• ABOUT THIS TASK
Copy out every line of the records where the string "true" occurs.

[Web page and app entries]

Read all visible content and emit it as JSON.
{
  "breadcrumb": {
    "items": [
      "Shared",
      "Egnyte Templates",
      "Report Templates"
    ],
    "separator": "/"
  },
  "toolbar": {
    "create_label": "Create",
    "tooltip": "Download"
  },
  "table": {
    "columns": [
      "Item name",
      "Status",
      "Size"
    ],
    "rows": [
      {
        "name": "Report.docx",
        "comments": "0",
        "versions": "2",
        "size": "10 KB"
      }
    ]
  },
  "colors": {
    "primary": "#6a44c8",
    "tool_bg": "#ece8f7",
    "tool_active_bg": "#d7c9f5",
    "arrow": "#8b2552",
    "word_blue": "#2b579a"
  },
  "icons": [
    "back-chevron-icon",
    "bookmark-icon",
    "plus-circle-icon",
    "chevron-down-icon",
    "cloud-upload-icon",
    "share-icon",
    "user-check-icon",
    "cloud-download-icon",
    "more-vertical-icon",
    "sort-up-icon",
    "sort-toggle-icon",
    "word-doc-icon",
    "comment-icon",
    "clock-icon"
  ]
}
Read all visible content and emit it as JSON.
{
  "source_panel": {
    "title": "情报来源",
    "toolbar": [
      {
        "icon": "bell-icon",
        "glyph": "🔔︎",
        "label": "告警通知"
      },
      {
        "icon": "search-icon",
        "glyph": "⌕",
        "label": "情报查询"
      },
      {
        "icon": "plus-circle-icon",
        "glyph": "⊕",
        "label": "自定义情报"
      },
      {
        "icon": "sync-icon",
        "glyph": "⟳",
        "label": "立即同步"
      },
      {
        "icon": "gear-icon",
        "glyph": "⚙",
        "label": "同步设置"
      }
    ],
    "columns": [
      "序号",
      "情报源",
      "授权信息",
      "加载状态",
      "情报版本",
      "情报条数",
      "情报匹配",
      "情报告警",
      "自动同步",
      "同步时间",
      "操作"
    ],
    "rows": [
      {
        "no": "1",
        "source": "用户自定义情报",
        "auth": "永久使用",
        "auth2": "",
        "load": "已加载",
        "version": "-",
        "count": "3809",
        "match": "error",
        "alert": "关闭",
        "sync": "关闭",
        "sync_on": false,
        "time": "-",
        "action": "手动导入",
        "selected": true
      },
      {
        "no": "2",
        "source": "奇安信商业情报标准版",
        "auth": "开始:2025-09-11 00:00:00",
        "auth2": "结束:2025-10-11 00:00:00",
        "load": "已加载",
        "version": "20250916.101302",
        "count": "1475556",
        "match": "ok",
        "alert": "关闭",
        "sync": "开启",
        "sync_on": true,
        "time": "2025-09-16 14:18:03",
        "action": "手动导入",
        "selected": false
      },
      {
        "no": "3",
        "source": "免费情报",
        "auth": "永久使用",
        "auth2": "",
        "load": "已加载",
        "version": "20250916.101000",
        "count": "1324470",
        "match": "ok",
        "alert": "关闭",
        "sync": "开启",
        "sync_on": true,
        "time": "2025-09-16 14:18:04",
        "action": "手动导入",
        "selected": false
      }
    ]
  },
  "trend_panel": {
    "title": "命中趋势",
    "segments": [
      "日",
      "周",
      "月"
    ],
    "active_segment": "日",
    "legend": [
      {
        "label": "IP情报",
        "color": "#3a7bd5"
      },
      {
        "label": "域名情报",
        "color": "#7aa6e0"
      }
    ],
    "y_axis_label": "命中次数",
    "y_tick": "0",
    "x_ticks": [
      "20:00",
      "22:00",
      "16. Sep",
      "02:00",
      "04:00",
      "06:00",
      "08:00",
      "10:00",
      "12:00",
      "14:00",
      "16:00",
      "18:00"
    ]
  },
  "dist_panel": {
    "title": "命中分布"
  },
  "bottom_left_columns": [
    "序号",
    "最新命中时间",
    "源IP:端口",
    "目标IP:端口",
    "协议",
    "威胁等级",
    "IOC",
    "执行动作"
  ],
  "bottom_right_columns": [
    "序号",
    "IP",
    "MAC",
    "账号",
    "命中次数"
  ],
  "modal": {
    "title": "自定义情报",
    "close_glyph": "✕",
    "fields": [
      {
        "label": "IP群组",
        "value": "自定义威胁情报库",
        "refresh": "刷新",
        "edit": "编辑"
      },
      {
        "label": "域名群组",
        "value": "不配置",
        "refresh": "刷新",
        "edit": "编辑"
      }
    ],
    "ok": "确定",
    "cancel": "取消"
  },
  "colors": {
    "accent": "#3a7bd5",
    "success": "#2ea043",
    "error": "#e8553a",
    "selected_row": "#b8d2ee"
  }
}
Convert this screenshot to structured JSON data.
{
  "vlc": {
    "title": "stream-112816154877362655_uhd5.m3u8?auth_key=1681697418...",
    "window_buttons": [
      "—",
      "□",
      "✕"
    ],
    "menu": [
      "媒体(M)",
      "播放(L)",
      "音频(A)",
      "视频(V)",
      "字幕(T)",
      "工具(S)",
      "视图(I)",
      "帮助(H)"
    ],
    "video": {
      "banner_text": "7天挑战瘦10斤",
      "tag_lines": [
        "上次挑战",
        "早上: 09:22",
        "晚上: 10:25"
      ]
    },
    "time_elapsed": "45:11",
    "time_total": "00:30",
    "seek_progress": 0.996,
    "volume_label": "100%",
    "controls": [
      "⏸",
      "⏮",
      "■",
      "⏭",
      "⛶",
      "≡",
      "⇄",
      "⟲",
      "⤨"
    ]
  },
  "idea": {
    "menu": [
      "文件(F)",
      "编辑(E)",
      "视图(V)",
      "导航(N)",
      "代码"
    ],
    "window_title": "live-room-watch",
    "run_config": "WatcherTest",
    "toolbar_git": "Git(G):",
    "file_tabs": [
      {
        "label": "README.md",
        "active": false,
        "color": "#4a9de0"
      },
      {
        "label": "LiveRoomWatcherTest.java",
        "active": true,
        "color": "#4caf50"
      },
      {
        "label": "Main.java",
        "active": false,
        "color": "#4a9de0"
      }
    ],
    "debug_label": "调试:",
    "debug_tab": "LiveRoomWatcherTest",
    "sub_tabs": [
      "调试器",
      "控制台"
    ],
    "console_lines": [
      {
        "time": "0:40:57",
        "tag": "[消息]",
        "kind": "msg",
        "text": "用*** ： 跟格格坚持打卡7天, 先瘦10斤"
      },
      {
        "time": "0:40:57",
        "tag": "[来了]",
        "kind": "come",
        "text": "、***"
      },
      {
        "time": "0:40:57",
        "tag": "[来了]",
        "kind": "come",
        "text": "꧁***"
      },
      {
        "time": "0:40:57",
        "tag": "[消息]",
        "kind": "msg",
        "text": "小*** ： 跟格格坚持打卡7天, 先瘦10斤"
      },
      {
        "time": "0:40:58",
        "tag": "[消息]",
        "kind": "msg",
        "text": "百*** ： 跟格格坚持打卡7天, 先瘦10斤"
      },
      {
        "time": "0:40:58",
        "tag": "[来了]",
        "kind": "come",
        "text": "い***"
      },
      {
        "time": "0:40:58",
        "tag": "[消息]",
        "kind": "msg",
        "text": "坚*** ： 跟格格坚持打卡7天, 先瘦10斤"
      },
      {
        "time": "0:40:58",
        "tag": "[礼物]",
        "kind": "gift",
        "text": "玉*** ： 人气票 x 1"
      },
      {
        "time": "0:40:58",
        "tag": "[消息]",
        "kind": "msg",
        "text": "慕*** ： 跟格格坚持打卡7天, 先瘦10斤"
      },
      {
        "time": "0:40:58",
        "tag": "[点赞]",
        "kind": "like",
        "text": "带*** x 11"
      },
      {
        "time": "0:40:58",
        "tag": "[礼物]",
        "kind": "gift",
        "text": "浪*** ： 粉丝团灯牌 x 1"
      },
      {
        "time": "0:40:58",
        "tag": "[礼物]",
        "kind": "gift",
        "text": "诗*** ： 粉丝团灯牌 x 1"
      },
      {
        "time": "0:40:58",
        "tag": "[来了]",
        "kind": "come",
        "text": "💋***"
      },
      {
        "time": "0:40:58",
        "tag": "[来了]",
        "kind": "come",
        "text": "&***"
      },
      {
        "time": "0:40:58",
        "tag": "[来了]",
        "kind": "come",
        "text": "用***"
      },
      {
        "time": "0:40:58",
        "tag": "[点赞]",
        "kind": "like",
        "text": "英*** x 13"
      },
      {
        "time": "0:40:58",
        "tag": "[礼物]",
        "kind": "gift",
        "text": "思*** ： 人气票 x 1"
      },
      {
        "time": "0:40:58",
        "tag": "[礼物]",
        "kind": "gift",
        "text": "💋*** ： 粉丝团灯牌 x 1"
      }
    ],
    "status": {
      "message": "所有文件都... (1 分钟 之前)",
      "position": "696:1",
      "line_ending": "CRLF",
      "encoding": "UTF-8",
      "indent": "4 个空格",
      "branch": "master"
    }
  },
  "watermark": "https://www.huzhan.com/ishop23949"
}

• TASK OUTPUT
        "selected": true
        "sync_on": true,
        "sync_on": true,
        "active": true,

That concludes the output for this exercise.